The troubled crypto lender has filed a motion in court to allow its customers to withdraw funds from their accounts on the platform. BlockFi filed for bankruptcy in November following its exposure to the now collapsed crypto exchange FTX.
After Celsius, crypto lending platform BlockFi, who declared insolvency at the U.S Bankruptcy Court for the District of New Jersey, has filed a petition in court asking permission to allow its customers to withdraw their funds held in BlockFi Wallet Accounts. At the time BlockFi said that it was moving forward with the decision in order to stabilise its business operations with an opportunity to “consummate a comprehensive restructuring transaction” for its customers and other stakeholders.

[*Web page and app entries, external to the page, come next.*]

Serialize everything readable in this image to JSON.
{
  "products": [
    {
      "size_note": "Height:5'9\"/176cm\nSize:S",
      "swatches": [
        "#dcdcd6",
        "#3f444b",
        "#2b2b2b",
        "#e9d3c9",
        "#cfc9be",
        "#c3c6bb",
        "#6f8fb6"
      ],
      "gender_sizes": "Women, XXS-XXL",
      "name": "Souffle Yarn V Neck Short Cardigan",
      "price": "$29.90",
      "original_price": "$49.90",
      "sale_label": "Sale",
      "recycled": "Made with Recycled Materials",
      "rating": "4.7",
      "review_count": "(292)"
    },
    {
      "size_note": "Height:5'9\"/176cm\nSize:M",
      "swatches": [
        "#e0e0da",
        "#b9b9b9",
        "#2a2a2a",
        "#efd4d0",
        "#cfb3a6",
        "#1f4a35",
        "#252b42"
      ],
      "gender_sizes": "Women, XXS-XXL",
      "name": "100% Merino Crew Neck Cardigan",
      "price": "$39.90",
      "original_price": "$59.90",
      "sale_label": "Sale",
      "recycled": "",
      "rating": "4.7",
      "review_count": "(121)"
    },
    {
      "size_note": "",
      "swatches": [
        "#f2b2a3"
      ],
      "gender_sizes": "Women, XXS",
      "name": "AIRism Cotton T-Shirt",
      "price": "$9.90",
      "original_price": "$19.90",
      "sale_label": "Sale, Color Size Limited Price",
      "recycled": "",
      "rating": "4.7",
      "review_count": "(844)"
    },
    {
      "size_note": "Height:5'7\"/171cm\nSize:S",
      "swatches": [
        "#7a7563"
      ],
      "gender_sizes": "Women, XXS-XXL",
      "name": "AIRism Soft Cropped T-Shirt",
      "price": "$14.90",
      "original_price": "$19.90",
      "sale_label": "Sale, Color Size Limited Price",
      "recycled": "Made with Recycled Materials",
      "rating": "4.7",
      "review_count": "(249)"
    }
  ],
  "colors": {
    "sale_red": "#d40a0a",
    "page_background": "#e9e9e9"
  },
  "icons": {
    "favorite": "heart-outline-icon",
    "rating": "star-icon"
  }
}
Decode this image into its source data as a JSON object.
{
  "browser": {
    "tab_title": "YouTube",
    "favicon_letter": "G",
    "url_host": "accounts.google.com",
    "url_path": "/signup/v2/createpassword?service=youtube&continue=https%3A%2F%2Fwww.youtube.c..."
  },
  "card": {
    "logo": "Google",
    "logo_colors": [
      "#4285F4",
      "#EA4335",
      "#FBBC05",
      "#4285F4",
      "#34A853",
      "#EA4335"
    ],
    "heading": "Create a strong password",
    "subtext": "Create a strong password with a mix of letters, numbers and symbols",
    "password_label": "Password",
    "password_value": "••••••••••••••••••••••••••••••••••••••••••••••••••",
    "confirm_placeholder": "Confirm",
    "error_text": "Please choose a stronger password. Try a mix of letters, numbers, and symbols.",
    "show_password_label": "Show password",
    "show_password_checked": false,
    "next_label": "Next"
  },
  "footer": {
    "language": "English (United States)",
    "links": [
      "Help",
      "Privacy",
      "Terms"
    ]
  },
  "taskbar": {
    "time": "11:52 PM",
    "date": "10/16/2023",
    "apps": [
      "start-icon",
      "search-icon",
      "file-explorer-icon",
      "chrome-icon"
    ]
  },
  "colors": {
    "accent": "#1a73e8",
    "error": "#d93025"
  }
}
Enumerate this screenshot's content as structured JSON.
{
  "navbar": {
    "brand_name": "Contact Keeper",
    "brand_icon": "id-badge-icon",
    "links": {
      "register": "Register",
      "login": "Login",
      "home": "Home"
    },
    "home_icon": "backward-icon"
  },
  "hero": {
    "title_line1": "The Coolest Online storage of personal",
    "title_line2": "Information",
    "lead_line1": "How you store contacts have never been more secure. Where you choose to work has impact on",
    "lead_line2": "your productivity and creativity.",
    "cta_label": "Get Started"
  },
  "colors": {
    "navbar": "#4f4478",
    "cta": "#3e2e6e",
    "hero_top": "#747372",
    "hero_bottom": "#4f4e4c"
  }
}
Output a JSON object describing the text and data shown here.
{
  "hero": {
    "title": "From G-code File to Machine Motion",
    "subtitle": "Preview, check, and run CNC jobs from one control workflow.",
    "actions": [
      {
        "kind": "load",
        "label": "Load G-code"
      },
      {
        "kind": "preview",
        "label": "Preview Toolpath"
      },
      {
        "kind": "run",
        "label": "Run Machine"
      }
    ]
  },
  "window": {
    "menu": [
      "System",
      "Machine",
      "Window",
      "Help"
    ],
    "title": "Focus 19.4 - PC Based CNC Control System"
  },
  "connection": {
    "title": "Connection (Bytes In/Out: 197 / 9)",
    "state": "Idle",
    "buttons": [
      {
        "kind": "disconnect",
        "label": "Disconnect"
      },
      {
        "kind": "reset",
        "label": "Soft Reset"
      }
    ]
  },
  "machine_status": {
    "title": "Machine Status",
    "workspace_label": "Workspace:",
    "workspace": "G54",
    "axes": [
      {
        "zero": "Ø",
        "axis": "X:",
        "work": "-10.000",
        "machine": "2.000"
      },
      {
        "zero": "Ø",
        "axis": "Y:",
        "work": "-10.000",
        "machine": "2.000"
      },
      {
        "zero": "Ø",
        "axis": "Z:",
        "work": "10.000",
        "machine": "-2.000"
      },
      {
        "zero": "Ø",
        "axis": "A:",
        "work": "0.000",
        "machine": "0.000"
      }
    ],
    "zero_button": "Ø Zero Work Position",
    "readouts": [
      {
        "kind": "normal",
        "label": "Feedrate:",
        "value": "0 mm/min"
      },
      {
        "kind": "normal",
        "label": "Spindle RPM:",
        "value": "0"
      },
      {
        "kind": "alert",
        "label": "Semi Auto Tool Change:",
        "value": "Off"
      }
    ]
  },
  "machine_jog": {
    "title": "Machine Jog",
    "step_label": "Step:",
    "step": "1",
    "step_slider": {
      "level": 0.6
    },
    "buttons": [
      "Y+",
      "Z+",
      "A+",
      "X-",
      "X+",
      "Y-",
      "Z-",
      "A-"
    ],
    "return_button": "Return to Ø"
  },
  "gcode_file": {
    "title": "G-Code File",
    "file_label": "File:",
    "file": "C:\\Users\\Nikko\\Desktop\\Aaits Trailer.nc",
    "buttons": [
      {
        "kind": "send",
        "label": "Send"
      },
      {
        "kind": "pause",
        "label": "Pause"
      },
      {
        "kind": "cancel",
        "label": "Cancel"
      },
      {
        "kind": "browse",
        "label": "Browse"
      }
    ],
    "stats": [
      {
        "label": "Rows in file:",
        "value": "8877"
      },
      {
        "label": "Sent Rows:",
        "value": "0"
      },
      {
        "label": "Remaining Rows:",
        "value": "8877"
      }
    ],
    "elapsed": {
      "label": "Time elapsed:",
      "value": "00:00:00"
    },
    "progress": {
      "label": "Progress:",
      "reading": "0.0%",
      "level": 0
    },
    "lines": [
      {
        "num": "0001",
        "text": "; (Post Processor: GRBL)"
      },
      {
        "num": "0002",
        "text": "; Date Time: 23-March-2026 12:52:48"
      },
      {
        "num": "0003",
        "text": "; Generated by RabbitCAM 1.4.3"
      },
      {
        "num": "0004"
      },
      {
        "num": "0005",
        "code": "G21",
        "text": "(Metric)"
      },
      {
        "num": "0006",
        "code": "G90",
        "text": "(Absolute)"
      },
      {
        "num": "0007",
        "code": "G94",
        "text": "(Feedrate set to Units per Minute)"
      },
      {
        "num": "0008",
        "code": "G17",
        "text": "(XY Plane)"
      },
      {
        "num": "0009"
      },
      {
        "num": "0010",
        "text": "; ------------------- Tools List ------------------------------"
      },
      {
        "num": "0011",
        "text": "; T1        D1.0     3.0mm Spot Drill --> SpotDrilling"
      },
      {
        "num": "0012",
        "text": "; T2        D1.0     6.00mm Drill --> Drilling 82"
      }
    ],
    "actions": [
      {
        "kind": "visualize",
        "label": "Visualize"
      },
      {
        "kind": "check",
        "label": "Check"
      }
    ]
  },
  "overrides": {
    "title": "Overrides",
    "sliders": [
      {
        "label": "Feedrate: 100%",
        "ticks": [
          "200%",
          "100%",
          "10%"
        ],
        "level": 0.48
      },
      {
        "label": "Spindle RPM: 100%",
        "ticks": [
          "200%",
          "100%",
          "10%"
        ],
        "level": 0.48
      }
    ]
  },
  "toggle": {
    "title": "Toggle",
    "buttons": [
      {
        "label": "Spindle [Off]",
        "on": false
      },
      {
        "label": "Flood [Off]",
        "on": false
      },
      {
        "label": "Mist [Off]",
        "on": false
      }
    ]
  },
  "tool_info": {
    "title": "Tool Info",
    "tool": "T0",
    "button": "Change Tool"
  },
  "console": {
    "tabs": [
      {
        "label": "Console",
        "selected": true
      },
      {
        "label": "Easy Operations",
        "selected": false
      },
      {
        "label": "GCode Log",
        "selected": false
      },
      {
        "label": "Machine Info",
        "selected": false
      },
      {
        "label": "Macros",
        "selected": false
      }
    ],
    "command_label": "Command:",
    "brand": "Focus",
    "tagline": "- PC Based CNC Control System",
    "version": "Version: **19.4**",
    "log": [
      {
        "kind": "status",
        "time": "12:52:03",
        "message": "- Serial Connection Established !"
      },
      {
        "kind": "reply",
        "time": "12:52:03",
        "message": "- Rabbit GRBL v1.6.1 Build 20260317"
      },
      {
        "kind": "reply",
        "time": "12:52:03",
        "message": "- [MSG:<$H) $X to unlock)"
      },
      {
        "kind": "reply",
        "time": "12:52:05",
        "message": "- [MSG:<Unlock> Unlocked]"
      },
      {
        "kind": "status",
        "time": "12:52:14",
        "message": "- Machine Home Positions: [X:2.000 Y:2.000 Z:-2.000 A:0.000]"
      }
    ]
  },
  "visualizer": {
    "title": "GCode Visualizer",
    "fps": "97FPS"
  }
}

However, this request is not applicable to customers that deposited assets in the BlockFi Interest Accounts – that allow users to lend their crypto and make revenue by earning yield, or borrow funds against their collateralized assets. According to the statement made in court, withdrawal of funds in those accounts are to remain paused. BlockFi filed a similar petition to the Supreme Court of Bermuda, where BlockFi International Ltd – the firm’s global subsidiary – is registered, with regards to Wallet Accounts managed by the foreign entity.
“The Debtors have no legal or equitable interest in cryptocurrency that was present in the Wallet Accounts as of Platform Pause, and clients should be able to withdraw such assets from the platform if they choose,” read the document presented in court.
On January 9, the Bankruptcy Court of New Jersey will hold a hearing to decide whether to approve BlockFi’s motion. A similar hearing will be held in the Supreme Court of Bermuda on January 13 for BlockFi International Ltd.
The company’s troubles began in the summer after crypto markets crashed to its lowest point in over two years, leading to many of its competitors, including Celsius and Voyager Digital filing for bankruptcy after facing liquidity crunches. In July, BlockFi had to lay off 20% of its workforce in order to stabilise its operations. The crypto lender got a glimmer of hope when Sam Bankman-Fried, co-founder and former CEO of now collapsed crypto exchange FTX, bailed out the company by promising $675 million (£554 mn) with a $240 million (£196 mn) option to acquire next year.
However, all hopes for the company once valued at $5 billion (£4.1 bn) dashed following the spectacular implosion of its bailer. FTX was accused of misusing and mismanaging almost $10 billion (£8.2 bn) worth of customer funds in a complicated business relationship with hedge fund, market maker and sister company Alameda Research. On November 10, after FTX filed for bankruptcy in the Bahamas and the United States, where FTX and FTX.US are registered, BlockFi put out a statement on Twitter announcing that it was limiting activity on the platform and pausing all withdrawals until further notice.
On November 28, BlockFi filed for Chapter 11 bankruptcy.
“With the collapse of FTX, the BlockFI management team and board of directors immediately took action to protect clients and the company. From inception, BlockFi has worked to positively shape the cryptocurrency industry and advance the sector. BlockFi looks forward to a transparent process that achieves the best outcome for all clients and other stakeholders,” said Mark Renzi of Berkeley Research Group, the financial advisor leading BlockFi’s bankruptcy procedure.
Court documents showed that BlockFi has $265.9 million (£210mn) in cash in hand which it claimed would provide sufficient liquidity for continuing restructuring operations. The company owes between $1 billion (£820mn) and $10 billion (£8.2bn) in liabilities to 100,000 creditors, of which $729 million (£598mn) was borrowed from its biggest lender Ankura Trust Company, and while $275 million (£225mn) is owed to FTX, $30 million (£24mn) is due in penalties to the US Securities and Exchange Commission (SEC) for violating securities law.
According to BlockFi, the main cause for its liquidity crisis was the exposure to FTX, where $400 million (£328mn) worth of crypto assets are stuck. Now the crypto lender is suing SBF and his holding company Emergent Fidelity Technologies for breaking their terms of agreement. Before his crypto companies filed for bankruptcy, Bankman-Fried had promised his 7.6% stake in online brokerage platform ‘Robinhood’ as collateral to BlockFi. The company is now trying to claim this.
BlockFi is one among the prominent crypto companies that are currently facing financial trouble following the collapse of FTX. Other firms with direct exposure to the once second largest crypto exchange are; lending platform Voyager Digital and crypto investment bank Genesis.